Research Activities, July 2010, No. 359
Patients with bipolar disorder, a mood disorder of fluctuating manic episodes and deep depression, often take lithium to smooth out their moods. Some also benefit from taking drugs normally taken by people with epilepsy. Antiepileptic drugs commonly used in bipolar patients include gabapentin, divalproex, and felbamate, as well as others. Recently, the U.S. Food and Drug Administration issued warnings about the increased risk of suicide related to the use of these drugs. However, a new study shows that antiepileptic drugs do not increase the risk of suicide in patients with bipolar disorder.
Researchers used health care claims data from a large, commercially available database representing 47 million insured individuals. Information included such things as medical, specialty, and pharmacy paid claims from more than 85 managed care plans across the nation. A total of 47,918 patients with a diagnosis of bipolar disorder were identified. Of these, 1,226 had at least 1 suicide attempt.
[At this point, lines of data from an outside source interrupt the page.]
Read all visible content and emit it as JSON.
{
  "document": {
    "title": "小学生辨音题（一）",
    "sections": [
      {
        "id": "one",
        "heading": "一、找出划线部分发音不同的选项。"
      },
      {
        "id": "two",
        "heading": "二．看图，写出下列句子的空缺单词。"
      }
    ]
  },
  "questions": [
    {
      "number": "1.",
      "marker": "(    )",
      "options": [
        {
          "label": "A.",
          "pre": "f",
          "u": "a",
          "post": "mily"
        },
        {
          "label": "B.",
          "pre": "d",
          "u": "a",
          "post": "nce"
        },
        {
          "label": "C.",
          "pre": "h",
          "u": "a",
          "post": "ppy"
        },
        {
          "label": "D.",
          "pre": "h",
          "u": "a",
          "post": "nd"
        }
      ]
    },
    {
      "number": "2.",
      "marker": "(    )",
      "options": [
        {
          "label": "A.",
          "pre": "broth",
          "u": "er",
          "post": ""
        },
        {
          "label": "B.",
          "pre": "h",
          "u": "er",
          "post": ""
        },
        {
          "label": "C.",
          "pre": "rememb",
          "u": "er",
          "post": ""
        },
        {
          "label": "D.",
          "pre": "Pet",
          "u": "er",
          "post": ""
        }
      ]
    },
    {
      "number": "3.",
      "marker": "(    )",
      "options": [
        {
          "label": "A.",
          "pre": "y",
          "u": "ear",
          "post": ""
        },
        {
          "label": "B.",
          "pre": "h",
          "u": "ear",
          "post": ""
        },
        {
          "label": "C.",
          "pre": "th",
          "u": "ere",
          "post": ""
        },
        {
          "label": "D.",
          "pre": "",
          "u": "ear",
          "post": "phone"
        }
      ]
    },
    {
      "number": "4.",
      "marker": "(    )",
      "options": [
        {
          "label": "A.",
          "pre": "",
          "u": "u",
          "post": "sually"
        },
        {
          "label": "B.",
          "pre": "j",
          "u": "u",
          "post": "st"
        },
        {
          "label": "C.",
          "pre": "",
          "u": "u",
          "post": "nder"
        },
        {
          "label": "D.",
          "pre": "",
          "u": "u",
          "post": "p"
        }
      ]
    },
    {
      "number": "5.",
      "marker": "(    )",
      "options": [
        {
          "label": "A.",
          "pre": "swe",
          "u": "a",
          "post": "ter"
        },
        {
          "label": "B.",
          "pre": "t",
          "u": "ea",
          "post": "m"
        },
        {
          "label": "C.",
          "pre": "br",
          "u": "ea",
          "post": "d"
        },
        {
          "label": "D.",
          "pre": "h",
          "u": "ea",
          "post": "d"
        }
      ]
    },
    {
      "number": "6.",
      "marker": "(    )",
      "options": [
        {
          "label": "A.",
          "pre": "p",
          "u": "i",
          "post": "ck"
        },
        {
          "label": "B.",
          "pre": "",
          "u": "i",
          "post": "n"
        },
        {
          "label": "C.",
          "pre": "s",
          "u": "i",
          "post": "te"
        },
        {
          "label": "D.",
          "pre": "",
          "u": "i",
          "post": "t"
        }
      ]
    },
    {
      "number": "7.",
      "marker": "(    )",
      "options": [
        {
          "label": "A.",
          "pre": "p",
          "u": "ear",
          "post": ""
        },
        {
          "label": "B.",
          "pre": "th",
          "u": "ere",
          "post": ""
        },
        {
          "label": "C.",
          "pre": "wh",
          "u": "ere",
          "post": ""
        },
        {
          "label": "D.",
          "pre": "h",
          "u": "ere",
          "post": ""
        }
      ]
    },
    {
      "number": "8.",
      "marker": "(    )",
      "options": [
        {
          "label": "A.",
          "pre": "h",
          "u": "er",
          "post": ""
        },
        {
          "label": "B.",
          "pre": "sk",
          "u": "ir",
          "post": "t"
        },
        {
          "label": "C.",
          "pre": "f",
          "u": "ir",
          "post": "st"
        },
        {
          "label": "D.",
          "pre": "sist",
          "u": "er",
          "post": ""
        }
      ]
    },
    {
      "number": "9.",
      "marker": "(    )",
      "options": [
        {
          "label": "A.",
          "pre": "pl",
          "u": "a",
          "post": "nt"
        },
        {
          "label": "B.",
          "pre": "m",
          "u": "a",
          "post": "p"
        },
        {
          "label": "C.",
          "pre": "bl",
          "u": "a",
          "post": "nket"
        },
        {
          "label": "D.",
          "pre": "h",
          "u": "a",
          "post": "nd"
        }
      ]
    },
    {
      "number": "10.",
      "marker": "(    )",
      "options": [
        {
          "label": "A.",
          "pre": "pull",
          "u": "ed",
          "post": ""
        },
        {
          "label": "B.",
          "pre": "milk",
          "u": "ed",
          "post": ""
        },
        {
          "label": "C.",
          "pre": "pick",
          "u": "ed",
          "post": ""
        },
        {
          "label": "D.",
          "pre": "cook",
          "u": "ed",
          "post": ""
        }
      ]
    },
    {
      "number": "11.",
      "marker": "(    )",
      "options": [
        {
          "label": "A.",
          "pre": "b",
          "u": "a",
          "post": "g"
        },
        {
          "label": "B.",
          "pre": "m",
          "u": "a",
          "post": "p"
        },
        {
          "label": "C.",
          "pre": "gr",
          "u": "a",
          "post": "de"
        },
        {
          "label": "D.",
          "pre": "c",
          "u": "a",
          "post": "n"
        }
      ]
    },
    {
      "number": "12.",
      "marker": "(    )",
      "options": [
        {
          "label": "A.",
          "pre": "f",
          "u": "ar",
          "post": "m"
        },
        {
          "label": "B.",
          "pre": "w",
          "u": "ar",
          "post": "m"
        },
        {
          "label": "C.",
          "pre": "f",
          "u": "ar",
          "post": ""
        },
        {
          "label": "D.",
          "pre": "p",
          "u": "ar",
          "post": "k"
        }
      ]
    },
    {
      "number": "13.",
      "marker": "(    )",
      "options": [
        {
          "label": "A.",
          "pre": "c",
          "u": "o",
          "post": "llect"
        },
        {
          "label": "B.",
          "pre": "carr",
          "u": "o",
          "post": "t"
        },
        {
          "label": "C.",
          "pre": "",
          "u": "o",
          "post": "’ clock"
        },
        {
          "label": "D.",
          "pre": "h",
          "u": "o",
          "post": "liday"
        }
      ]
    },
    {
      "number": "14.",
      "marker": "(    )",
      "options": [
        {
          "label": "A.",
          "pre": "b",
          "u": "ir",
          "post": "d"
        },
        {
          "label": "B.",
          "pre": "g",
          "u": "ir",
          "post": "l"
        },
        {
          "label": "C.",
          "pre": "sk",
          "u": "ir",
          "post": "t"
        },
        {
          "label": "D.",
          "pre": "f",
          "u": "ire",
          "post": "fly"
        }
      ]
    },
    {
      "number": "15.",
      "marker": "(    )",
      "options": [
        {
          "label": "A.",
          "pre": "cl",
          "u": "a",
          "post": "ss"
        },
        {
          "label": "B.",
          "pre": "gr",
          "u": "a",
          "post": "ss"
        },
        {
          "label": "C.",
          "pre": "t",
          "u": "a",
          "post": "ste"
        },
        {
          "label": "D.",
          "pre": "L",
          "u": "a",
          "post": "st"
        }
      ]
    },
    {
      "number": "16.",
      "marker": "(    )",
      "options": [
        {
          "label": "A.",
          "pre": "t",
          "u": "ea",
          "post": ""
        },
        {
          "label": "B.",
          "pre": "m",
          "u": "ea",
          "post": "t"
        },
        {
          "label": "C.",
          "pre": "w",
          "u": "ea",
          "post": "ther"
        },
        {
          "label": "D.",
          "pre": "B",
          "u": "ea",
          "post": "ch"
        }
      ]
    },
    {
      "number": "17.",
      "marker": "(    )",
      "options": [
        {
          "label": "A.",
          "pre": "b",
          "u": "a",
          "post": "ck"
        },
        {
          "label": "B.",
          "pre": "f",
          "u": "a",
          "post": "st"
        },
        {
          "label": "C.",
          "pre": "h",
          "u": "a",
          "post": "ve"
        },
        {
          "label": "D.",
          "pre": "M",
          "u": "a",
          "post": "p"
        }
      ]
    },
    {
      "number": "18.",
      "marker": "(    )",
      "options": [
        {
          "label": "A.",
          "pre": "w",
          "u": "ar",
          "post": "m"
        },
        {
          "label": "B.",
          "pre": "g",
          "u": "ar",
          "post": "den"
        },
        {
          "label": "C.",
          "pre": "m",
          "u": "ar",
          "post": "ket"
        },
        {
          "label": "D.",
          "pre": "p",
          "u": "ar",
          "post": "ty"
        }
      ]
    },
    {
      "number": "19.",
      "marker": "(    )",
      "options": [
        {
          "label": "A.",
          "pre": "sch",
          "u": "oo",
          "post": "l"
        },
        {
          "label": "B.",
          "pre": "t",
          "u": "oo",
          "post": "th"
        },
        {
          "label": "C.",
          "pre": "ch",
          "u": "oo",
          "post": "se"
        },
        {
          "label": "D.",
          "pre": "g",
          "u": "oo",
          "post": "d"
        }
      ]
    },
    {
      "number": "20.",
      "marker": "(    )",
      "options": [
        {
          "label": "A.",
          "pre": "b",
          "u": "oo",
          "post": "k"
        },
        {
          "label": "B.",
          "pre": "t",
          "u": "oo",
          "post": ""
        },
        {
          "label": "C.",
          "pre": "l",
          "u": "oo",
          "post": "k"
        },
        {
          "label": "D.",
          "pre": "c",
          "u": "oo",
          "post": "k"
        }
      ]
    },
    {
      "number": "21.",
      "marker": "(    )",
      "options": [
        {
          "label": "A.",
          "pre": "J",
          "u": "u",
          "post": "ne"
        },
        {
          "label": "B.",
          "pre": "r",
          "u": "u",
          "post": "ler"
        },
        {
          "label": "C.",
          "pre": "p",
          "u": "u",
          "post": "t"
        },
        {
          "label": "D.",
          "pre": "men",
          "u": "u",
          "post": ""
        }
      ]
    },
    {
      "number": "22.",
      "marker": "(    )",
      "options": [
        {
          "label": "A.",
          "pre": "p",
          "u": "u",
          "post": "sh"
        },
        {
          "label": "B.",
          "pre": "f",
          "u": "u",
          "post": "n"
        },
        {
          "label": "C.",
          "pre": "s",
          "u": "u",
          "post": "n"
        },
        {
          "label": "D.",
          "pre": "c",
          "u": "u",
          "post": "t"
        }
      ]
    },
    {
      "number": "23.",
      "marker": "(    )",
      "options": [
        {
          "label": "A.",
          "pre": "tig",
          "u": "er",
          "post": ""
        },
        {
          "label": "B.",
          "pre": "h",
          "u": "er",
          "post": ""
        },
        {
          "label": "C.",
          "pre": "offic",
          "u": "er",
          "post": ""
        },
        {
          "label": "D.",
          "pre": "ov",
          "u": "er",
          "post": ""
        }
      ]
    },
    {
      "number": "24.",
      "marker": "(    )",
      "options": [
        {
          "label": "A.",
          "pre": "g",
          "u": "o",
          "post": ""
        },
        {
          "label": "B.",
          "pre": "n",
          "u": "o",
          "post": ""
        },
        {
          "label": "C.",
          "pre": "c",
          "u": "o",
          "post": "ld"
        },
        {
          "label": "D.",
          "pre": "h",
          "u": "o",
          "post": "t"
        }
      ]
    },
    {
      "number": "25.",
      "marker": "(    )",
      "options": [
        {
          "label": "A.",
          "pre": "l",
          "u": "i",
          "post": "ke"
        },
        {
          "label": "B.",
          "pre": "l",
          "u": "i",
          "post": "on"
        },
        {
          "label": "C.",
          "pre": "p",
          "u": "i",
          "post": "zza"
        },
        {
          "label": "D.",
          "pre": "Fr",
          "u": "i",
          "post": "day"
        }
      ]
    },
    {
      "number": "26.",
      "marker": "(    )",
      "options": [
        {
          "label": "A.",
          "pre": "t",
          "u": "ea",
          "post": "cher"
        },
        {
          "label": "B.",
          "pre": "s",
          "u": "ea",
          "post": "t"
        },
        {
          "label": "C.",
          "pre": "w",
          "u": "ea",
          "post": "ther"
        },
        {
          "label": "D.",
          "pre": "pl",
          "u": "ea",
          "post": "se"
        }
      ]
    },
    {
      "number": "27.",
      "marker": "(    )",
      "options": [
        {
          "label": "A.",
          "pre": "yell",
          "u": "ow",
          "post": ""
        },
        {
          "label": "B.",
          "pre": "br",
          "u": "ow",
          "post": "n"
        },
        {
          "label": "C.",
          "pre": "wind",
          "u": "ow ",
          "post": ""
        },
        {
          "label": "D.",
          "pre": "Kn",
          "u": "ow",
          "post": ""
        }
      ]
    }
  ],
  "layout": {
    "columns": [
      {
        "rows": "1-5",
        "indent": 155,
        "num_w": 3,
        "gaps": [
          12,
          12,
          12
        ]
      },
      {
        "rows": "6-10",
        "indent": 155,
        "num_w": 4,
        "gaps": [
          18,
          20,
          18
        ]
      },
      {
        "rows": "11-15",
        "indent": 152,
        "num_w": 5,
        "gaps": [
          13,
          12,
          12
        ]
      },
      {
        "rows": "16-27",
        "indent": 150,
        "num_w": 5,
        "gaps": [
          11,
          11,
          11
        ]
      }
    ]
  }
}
A suicide attempt rate of 13 per 1,000 person-years was calculated for bipolar patients treated with an antiepileptic drug. This was the same rate calculated for bipolar patients not treated with an antiepileptic or lithium.
The researchers did find that the rate of suicide attempts was significantly higher before patients received treatment than after treatment. Suicide attempt rates were 72 per 1,000 person-years in untreated patients vs. 13 per 1,000 person-years in treated patients. In the absence of other treatment with an antidepressant, antipsychotic, or other antiepileptic drug, antiepileptic drugs reduced by fivefold the risk of a suicide attempt compared with untreated patients (3 per 1,000 person-years vs. 15 per 1,000 person-years). The study was supported in part by the Agency for Healthcare Research and Quality (HS16973).
See "Relationship between antiepileptic drugs and suicide attempts in patients with bipolar disorder," by Robert D. Gibbons, Ph.D., Kwan Hur, Ph.D., C. Hendricks Brown, Ph.D., and J. John Mann, M.D., in the December 2009 Archives of General Psychiatry 66(12), pp. 1354-1360.